**DATASET EXCERPTS:**
***
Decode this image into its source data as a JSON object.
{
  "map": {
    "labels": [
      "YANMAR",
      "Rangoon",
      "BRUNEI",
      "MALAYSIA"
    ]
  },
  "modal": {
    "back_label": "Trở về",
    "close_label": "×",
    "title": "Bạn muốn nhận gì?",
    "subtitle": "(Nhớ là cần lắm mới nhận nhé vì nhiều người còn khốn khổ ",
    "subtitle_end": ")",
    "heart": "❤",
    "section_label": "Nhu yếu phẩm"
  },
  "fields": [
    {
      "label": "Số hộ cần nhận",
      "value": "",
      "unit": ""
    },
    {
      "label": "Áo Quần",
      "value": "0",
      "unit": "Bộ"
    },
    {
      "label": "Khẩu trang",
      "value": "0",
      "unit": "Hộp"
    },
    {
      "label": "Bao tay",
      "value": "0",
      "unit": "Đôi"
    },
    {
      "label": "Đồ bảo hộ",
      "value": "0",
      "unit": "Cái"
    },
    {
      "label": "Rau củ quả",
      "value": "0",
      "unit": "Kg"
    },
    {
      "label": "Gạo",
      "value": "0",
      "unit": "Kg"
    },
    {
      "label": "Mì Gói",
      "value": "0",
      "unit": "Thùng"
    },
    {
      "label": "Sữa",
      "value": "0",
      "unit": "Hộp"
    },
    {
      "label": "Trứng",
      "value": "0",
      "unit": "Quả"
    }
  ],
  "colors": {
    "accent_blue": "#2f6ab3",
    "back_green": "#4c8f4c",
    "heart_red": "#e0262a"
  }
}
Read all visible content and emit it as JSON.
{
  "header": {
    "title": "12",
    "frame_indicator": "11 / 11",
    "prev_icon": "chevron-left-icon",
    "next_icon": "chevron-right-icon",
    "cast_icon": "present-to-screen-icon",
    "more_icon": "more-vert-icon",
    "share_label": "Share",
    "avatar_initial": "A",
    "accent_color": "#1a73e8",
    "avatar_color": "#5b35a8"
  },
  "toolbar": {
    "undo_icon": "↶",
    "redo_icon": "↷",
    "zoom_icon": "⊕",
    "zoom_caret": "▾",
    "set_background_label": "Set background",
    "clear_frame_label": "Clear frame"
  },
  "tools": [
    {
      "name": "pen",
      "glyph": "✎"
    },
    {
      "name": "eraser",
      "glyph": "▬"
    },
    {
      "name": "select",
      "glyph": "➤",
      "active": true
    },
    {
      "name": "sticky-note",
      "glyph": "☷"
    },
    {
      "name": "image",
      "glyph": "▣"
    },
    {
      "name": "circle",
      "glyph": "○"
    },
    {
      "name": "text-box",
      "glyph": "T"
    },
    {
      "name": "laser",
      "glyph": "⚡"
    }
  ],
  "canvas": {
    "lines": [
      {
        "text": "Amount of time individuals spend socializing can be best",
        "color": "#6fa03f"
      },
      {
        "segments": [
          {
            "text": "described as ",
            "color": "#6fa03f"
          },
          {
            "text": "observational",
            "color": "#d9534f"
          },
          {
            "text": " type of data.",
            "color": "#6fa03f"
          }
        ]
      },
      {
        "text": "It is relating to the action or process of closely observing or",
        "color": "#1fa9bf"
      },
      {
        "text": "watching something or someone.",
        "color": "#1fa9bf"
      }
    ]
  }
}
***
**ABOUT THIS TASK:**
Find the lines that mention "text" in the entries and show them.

**ANSWER AREA:**
      "name": "text-box",
        "text": "Amount of time individuals spend socializing can be best",
            "text": "described as ",
            "text": "observational",
            "text": " type of data.",
        "text": "It is relating to the action or process of closely observing or",
        "text": "watching something or someone.",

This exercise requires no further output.